| What to produce |
From the records below, return every line containing the word "JSON".

BEGIN Input material

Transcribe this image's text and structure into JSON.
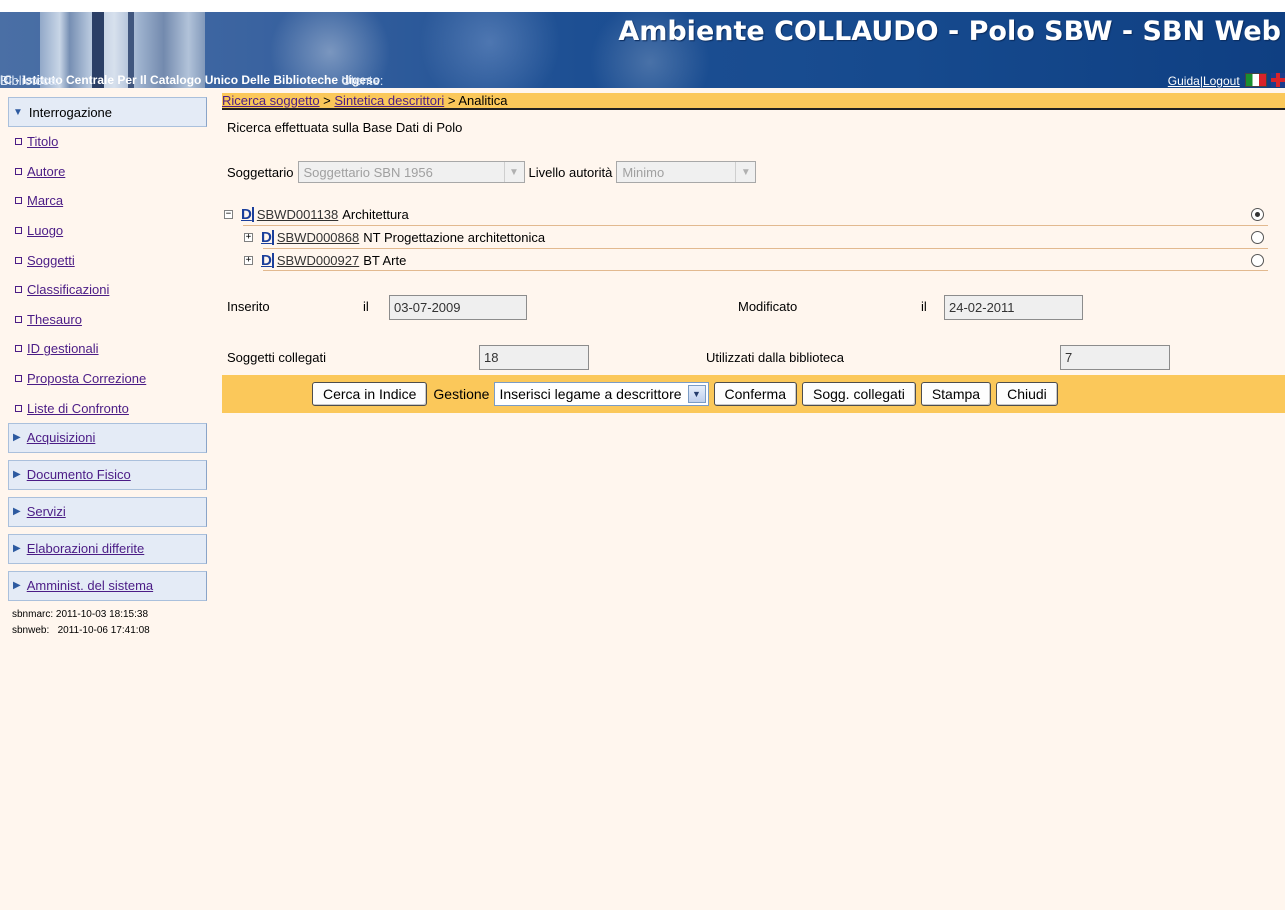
{
  "header": {
    "title": "Ambiente COLLAUDO - Polo SBW - SBN Web",
    "biblioteca_label": "Biblioteca:",
    "biblioteca_value": "IC - Istituto Centrale Per Il Catalogo Unico Delle Biblioteche",
    "utente_label": "Utente:",
    "utente_value": "digeso",
    "guida": "Guida",
    "separator": "|",
    "logout": "Logout"
  },
  "sidebar": {
    "section_interrogazione": "Interrogazione",
    "items": [
      {
        "label": "Titolo"
      },
      {
        "label": "Autore"
      },
      {
        "label": "Marca"
      },
      {
        "label": "Luogo"
      },
      {
        "label": "Soggetti"
      },
      {
        "label": "Classificazioni"
      },
      {
        "label": "Thesauro"
      },
      {
        "label": "ID gestionali"
      },
      {
        "label": "Proposta Correzione"
      },
      {
        "label": "Liste di Confronto"
      }
    ],
    "sections": [
      {
        "label": "Acquisizioni"
      },
      {
        "label": "Documento Fisico"
      },
      {
        "label": "Servizi"
      },
      {
        "label": "Elaborazioni differite"
      },
      {
        "label": "Amminist. del sistema"
      }
    ],
    "stamp_sbnmarc": "sbnmarc: 2011-10-03 18:15:38",
    "stamp_sbnweb": "sbnweb:   2011-10-06 17:41:08"
  },
  "breadcrumb": {
    "link1": "Ricerca soggetto",
    "sep1": " > ",
    "link2": "Sintetica descrittori",
    "sep2": " > ",
    "current": "Analitica"
  },
  "main": {
    "message": "Ricerca effettuata sulla Base Dati di Polo",
    "soggettario_label": "Soggettario",
    "soggettario_value": "Soggettario SBN 1956",
    "livello_label": "Livello autorità",
    "livello_value": "Minimo",
    "tree": [
      {
        "code": "SBWD001138",
        "text": "Architettura",
        "toggle": "−",
        "selected": true
      },
      {
        "code": "SBWD000868",
        "text": "NT Progettazione architettonica",
        "toggle": "+",
        "selected": false
      },
      {
        "code": "SBWD000927",
        "text": "BT Arte",
        "toggle": "+",
        "selected": false
      }
    ],
    "d_icon": "D",
    "inserito_label": "Inserito",
    "il_label": "il",
    "inserito_value": "03-07-2009",
    "modificato_label": "Modificato",
    "modificato_value": "24-02-2011",
    "soggetti_collegati_label": "Soggetti collegati",
    "soggetti_collegati_value": "18",
    "utilizzati_label": "Utilizzati dalla biblioteca",
    "utilizzati_value": "7"
  },
  "buttons": {
    "cerca_indice": "Cerca in Indice",
    "gestione_label": "Gestione",
    "gestione_value": "Inserisci legame a descrittore",
    "conferma": "Conferma",
    "sogg_collegati": "Sogg. collegati",
    "stampa": "Stampa",
    "chiudi": "Chiudi"
  }
}
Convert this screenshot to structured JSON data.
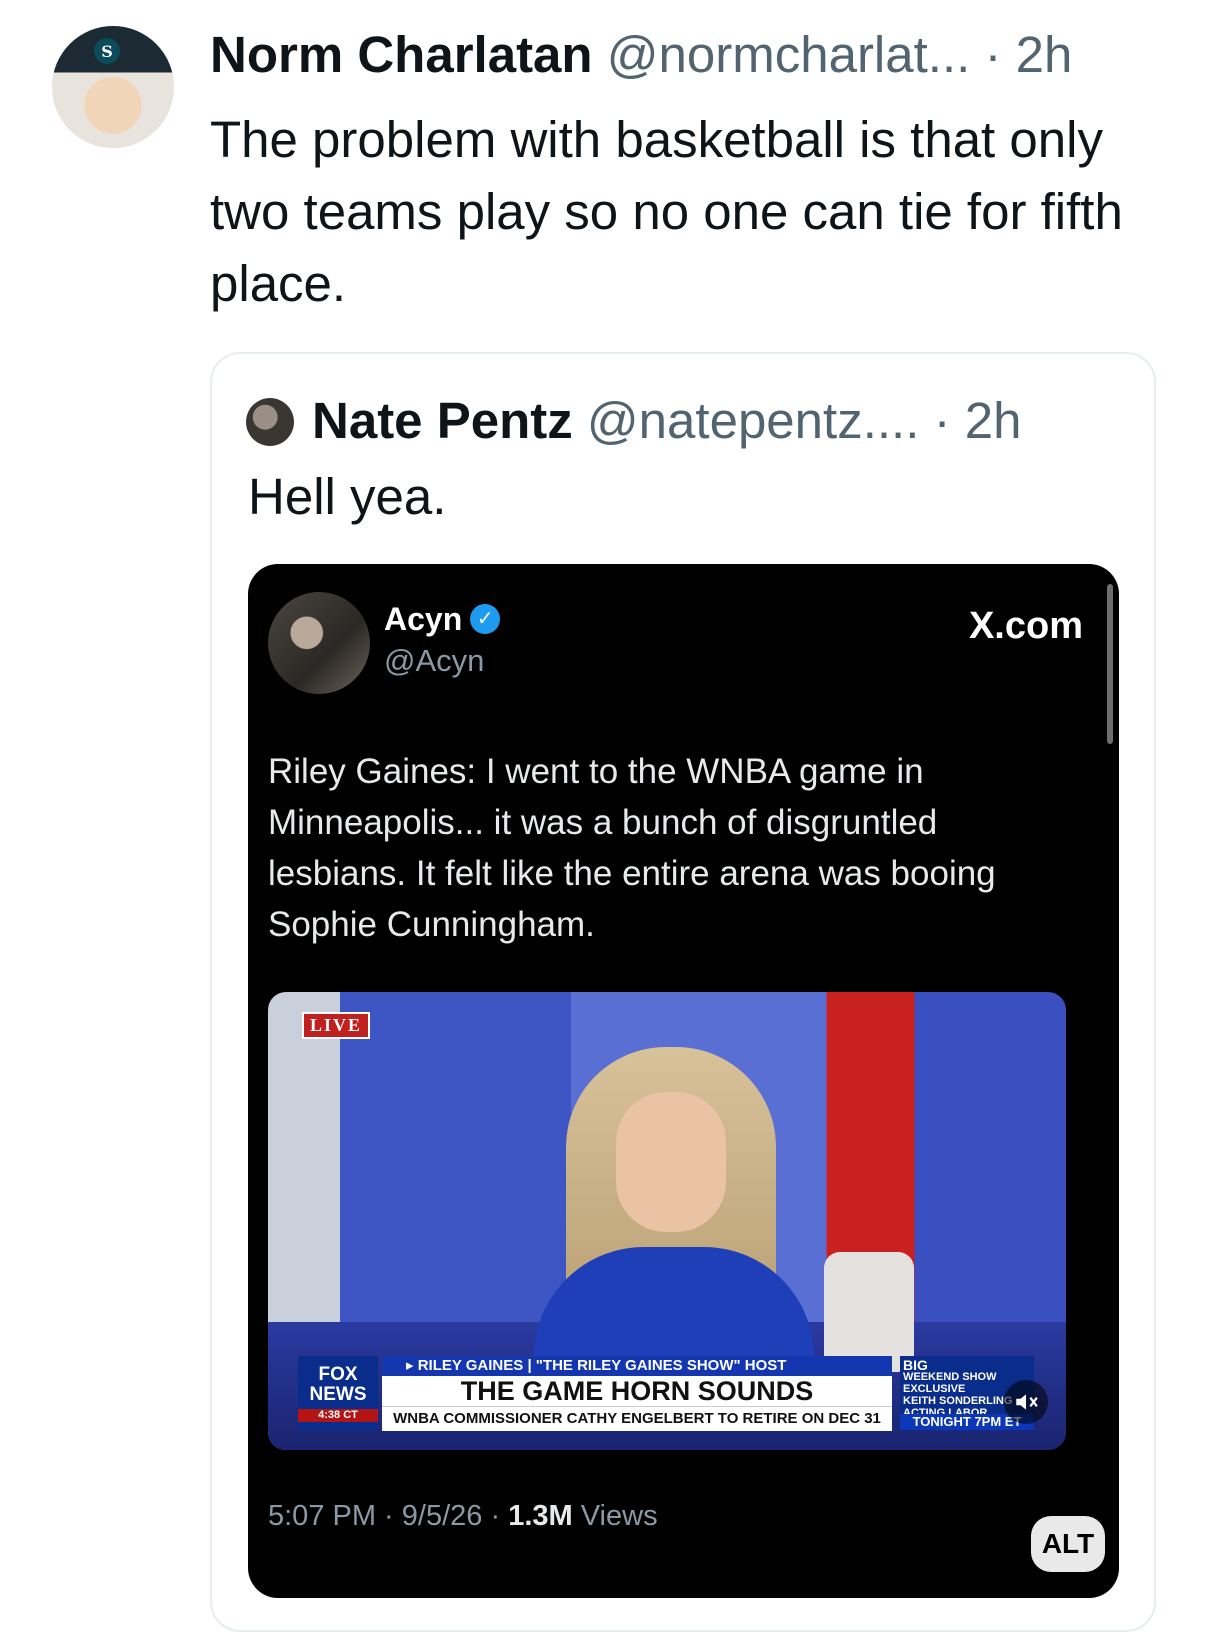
{
  "tweet": {
    "author_name": "Norm Charlatan",
    "author_handle": "@normcharlat...",
    "separator": "·",
    "time": "2h",
    "text": "The problem with basketball is that only two teams play so no one can tie for fifth place."
  },
  "quoted_tweet": {
    "author_name": "Nate Pentz",
    "author_handle": "@natepentz....",
    "separator": "·",
    "time": "2h",
    "text": "Hell yea.",
    "media": {
      "inner_post": {
        "author_name": "Acyn",
        "author_handle": "@Acyn",
        "verified": true,
        "brand": "X.com",
        "text": "Riley Gaines: I went to the WNBA game in Minneapolis... it was a bunch of disgruntled lesbians. It felt like the entire arena was booing Sophie Cunningham.",
        "timestamp": "5:07 PM · 9/5/26 ·",
        "views_count": "1.3M",
        "views_label": "Views"
      },
      "video": {
        "live_label": "LIVE",
        "network_line1": "FOX",
        "network_line2": "NEWS",
        "clock": "4:38 CT",
        "strap": "▸ RILEY GAINES | \"THE RILEY GAINES SHOW\" HOST",
        "headline": "THE GAME HORN SOUNDS",
        "ticker": "WNBA COMMISSIONER CATHY ENGELBERT TO RETIRE ON DEC 31",
        "promo_title": "BIG",
        "promo_sub": "WEEKEND SHOW",
        "promo_exclusive": "EXCLUSIVE",
        "promo_guest": "KEITH SONDERLING",
        "promo_role": "ACTING LABOR SECRETARY",
        "promo_time": "TONIGHT 7PM ET"
      },
      "alt_label": "ALT"
    }
  },
  "colors": {
    "text": "#0f1419",
    "muted": "#536471",
    "card_border": "#e6ecf0",
    "verified": "#1d9bf0",
    "live_red": "#c0201e",
    "fox_blue": "#0a2c8a"
  },
  "icons": [
    "verified-badge-icon",
    "mute-icon"
  ]
}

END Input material

| Exercise solution |
Transcribe this image's text and structure into JSON.
Convert this screenshot to structured JSON data.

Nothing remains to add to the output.